• **Activity**
In the data below, how many lines contain the word "ControlNet"? Answer with the number alone.

Source records:
=== Begin Enclosure ===

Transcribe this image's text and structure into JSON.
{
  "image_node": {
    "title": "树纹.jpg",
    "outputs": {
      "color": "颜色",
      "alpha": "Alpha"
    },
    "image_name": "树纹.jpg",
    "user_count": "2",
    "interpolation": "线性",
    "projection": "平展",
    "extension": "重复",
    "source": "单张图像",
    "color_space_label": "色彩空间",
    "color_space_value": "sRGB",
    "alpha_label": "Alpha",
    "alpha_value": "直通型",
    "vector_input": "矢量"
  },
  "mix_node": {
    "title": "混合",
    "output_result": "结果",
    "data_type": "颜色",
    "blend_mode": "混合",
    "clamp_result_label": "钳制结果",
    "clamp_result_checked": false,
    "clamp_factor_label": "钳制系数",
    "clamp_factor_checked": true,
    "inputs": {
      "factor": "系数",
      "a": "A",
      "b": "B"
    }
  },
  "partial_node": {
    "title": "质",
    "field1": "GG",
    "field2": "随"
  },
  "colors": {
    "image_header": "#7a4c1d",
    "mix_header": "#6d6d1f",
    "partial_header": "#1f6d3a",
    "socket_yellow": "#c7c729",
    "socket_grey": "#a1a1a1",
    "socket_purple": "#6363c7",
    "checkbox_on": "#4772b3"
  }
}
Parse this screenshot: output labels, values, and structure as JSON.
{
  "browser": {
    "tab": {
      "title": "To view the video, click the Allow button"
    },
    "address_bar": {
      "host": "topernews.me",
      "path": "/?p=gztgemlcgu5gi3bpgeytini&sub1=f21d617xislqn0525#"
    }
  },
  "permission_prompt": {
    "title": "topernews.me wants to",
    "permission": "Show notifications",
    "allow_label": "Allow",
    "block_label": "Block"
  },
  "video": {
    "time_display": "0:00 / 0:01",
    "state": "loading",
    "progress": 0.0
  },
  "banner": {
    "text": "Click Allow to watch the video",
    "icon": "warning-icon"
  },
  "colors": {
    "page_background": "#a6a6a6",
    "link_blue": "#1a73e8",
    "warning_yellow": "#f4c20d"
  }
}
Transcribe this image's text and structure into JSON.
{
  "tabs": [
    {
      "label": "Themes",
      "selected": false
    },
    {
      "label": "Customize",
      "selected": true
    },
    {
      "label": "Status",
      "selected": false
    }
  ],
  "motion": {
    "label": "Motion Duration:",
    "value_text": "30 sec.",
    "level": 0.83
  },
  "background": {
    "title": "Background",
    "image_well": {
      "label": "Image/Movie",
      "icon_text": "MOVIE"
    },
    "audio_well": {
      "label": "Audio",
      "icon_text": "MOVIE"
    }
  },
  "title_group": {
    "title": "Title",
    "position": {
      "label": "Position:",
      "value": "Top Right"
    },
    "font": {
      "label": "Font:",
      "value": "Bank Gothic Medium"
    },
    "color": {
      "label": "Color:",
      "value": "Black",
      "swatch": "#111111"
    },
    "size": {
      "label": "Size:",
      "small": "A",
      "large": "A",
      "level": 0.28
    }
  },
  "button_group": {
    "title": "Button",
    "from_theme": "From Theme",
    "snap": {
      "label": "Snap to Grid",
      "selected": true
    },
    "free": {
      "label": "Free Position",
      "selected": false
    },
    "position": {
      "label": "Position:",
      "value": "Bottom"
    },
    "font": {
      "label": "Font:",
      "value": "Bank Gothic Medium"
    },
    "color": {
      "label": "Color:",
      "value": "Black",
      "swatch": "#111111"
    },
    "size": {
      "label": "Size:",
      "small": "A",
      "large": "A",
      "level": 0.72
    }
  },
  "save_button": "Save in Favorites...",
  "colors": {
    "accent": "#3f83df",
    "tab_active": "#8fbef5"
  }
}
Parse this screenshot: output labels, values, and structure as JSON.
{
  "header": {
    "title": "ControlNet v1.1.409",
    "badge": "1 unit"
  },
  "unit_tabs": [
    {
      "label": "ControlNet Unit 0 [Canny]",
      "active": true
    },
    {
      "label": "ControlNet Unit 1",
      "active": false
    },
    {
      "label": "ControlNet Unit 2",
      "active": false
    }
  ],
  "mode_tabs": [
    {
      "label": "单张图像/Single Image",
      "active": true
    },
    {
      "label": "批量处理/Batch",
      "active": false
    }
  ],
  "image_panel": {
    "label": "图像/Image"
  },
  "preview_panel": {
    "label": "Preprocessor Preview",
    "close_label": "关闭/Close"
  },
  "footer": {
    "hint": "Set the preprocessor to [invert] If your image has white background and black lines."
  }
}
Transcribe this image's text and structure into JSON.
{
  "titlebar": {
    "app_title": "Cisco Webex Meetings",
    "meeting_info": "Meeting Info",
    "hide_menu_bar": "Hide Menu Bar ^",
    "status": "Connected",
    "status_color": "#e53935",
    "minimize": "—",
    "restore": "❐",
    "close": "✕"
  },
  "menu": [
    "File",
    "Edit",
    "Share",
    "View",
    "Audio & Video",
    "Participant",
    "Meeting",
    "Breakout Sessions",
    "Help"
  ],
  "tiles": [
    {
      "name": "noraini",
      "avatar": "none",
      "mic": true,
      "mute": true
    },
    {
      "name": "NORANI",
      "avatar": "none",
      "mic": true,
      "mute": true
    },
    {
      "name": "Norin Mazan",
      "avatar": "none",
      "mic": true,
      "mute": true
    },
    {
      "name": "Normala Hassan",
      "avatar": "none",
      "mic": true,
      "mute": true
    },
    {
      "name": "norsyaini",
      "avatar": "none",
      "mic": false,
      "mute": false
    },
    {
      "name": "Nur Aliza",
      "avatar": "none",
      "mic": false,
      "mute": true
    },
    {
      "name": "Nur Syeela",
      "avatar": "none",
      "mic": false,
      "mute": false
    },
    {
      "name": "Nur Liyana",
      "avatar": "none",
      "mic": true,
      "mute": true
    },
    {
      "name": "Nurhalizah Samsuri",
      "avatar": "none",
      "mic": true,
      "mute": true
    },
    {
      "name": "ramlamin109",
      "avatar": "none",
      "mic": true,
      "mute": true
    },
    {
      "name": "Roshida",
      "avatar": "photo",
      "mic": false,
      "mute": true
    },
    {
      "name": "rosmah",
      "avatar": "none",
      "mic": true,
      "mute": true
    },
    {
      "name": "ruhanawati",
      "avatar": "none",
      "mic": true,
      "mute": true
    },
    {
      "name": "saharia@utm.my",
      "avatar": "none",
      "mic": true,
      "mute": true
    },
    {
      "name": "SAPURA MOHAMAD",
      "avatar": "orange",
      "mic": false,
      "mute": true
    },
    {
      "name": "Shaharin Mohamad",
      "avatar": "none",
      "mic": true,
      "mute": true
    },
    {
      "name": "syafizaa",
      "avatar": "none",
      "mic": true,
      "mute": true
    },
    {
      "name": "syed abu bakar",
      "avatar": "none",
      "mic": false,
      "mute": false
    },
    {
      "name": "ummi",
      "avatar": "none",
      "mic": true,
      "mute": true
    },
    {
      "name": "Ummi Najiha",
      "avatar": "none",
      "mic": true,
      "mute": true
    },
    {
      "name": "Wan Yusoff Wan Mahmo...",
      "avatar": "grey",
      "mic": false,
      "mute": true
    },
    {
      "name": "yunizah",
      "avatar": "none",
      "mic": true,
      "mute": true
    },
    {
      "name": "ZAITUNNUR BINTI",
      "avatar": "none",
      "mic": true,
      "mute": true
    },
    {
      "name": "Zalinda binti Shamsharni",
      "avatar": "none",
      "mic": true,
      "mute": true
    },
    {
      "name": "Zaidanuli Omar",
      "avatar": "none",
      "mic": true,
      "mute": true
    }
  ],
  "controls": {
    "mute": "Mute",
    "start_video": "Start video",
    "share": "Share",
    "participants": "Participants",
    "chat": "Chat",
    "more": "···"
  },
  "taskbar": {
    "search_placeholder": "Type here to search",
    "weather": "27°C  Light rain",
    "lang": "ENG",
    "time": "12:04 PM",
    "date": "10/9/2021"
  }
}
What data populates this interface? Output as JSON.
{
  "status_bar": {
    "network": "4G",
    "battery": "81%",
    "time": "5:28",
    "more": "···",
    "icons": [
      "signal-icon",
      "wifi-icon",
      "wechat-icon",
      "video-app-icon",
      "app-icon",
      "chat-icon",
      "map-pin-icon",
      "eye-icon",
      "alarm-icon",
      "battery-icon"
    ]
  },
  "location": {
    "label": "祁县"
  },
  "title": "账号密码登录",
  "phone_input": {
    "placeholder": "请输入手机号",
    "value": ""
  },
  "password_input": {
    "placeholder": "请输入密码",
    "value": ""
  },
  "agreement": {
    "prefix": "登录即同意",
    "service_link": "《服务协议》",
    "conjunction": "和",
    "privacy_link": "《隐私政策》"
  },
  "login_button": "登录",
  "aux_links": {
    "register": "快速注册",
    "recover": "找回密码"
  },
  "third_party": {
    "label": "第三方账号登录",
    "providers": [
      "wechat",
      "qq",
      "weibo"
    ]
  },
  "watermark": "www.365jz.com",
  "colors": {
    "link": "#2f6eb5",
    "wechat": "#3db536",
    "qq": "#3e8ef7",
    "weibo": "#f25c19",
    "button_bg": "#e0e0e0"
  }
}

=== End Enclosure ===

• **Response**
4